F E Noronha
A fundamental question which has unnecessarily bedevilled the legal field in Goa is a very simple one; “To whom does the Portuguese law apply?”
When Goa was liberated in 1961, its population was a little over 6 lakhs, now it is about 16 lakhs with a large number of non-Goans residing here. Is the Portuguese Law applicable to non-Goans also?
A matter of this nature should have been decided by the Legislature and in default by the Judiciary; both failed to do it for many decades. This fundamental question “To whom do the Portuguese Laws still in force in Goa apply?” “Who is a Goan?“ was discussed by this writer in his book ‘Understanding the Common Civil Code’ as early as 2008.

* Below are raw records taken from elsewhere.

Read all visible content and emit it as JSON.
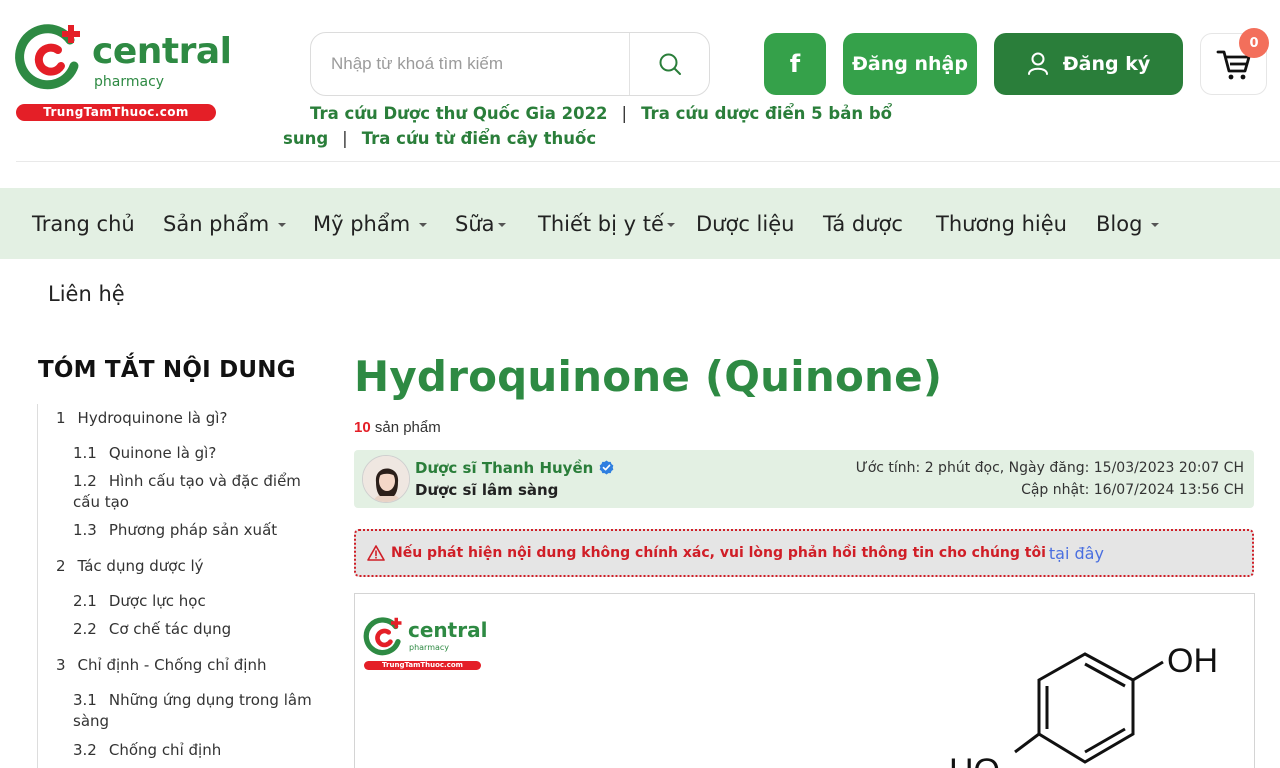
{
  "brand": {
    "name": "central",
    "sub": "pharmacy",
    "domain": "TrungTamThuoc.com",
    "green": "#2e8a43",
    "red": "#e41f27"
  },
  "search": {
    "placeholder": "Nhập từ khoá tìm kiếm",
    "value": ""
  },
  "header_buttons": {
    "facebook_label": "f",
    "login_label": "Đăng nhập",
    "register_label": "Đăng ký"
  },
  "cart": {
    "count": "0"
  },
  "quick_links": [
    "Tra cứu Dược thư Quốc Gia 2022",
    "Tra cứu dược điển 5 bản bổ sung",
    "Tra cứu từ điển cây thuốc"
  ],
  "quick_link_separator": "|",
  "nav": {
    "items": [
      {
        "label": "Trang chủ"
      },
      {
        "label": "Sản phẩm"
      },
      {
        "label": "Mỹ phẩm"
      },
      {
        "label": "Sữa"
      },
      {
        "label": "Thiết bị y tế"
      },
      {
        "label": "Dược liệu"
      },
      {
        "label": "Tá dược"
      },
      {
        "label": "Thương hiệu"
      },
      {
        "label": "Blog"
      },
      {
        "label": "Liên hệ"
      }
    ]
  },
  "toc": {
    "title": "TÓM TẮT NỘI DUNG",
    "items": [
      {
        "num": "1",
        "label": "Hydroquinone là gì?"
      },
      {
        "num": "1.1",
        "label": "Quinone là gì?"
      },
      {
        "num": "1.2",
        "label": "Hình cấu tạo và đặc điểm cấu tạo"
      },
      {
        "num": "1.3",
        "label": "Phương pháp sản xuất"
      },
      {
        "num": "2",
        "label": "Tác dụng dược lý"
      },
      {
        "num": "2.1",
        "label": "Dược lực học"
      },
      {
        "num": "2.2",
        "label": "Cơ chế tác dụng"
      },
      {
        "num": "3",
        "label": "Chỉ định - Chống chỉ định"
      },
      {
        "num": "3.1",
        "label": "Những ứng dụng trong lâm sàng"
      },
      {
        "num": "3.2",
        "label": "Chống chỉ định"
      }
    ]
  },
  "article": {
    "title": "Hydroquinone (Quinone)",
    "product_count": "10",
    "product_count_suffix": "sản phẩm",
    "author_name": "Dược sĩ Thanh Huyền",
    "author_role": "Dược sĩ lâm sàng",
    "meta_line1": "Ước tính: 2 phút đọc, Ngày đăng: 15/03/2023 20:07 CH",
    "meta_line2": "Cập nhật: 16/07/2024 13:56 CH",
    "warning_text": "Nếu phát hiện nội dung không chính xác, vui lòng phản hồi thông tin cho chúng tôi",
    "warning_link": "tại đây",
    "figure_labels": {
      "top_group": "OH",
      "left_group": "HO"
    }
  },
  "icons": {
    "search": "search-icon",
    "facebook": "facebook-icon",
    "user": "user-icon",
    "cart": "cart-icon",
    "verified": "verified-badge-icon",
    "warning": "warning-icon"
  }
}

Under Art. 17 of the Portuguese Civil Code, its full provisions apply only to Portuguese citizens. Naturally the Portuguese Laws applied to those who were Portuguese citizens on 19/12/1961. In this connection, another piece of legislation passed in the first few months after liberation comes to our rescue namely the G.D.D. (Citizenship) Order, 1962 of which Section 2 reads as follows:-
“Every person who or either of whose parents or any of whose grandparents was born before the twentieth day of December, 1961, in the territories now comprised in the Union Territory of Goa, Daman and Diu, shall be deemed to have become a citizen of India on that day.”
Clearly the above provision was enacted to grant Indian Citizenship to those who were Portuguese citizens on the day of liberation and therefore it provides a sound and sensible answer to who is a Goan.
Similar opinion was given by this author in his later books Portuguese Civil Code, 1867 - 1st Edition 2016 and 2nd Edition 2020, u/Art.17.
On 22nd December, 2016, the Goa Succession, Special Notaries and Inventory Proceeding Act, 2012 came into force providing inter alia at para 1(4) :- (4) that it shall be applicable to,—
(a) all persons who, prior to the 20th day of December, 1961, were governed by the provisions of the Civil Code of 1867;
(b) any person born in Goa of parents who are governed by the provisions of the Civil Code of 1867;
(c) any person born outside the State of Goa of parents who were or are governed by the provisions of the said Civil Code of 1867;
The above Act added to the confusion. Between 2016 and 2023 while the applicability of Portuguese law was statutorily clarified as to Succession, nothing was clear as to the remaining areas of the Civil Code like Marriage, Custody of Children, Property etc. During this 7 year period, a person could be governed by Portuguese Law as to Succession, but as to Marriage and Property, uncertainty prevailed.
The matter was lucidly set at rest by the High Court of Bombay, Goa Bench, through the Ld. Justice Prakash D. Naik on 30/08/2023 in Writ Petition No.913/2023(F) concerning the custody of a child of a separated non-Goan couple.
Some illuminating portions of the judgment read as follows: “It is an admitted position that the Respondent is not born in Goa and both the parties are Hindus. It is also not possible to accept that the Portuguese Code would apply to Respondent and child as he is domiciled in Goa. The question of domicile does not arise and what is required to be seen for applicability of the Portuguese Code is Portuguese citizenship as defined under Article 18 thereof.
Only Portuguese citizens may enjoy all rights which the civil law recognizes and secures.
It is necessary to ascertain whether the parties and the child was Goan within the meaning of Articles 17 and 18 of Portuguese Civil Code so as to avail benefit of Portuguese Civil Code and Portuguese Civil Procedure Code.
Section 2 of Goa Daman and Diu (Citizenship) Order 1962, was enacted with a purpose to grant Indian Citizenship to those who were Portuguese citizens on the day of liberation i.e. 19th December, 1961. The Portuguese Civil Code applies to persons to whom it was applicable on 19.12.1961 and their descendants. The Goa Daman and Diu Citizenship Order was passed. As per the said order, the persons whose parents or grandparent were born in Goa before 20.12.1961 shall become Indian citizens. Birth of child in Goa to parents who have migrated or settled in Goa would not entitle the parents or child the right to file Petition for custody by invoking provisions of Portuguese laws. They are governed by their personal laws.”
This judgement sets at rest the long pending controversy. Mr. Justice Prakash D. Naik carries the credit of settling something which should have been settled long back.
A deeper question of law (Private International Law/ Conflict of Laws) on this kind of matter, has to be noted. In Common Law countries, applicability of law is decided on basis of domicile. India as a whole follows this system. In Civil Law systems, applicability of law is decided as basis of nationality. Goa, Daman and Diu fall under the second category.
(Adv F E Noronha is an advocate practising in Panjim)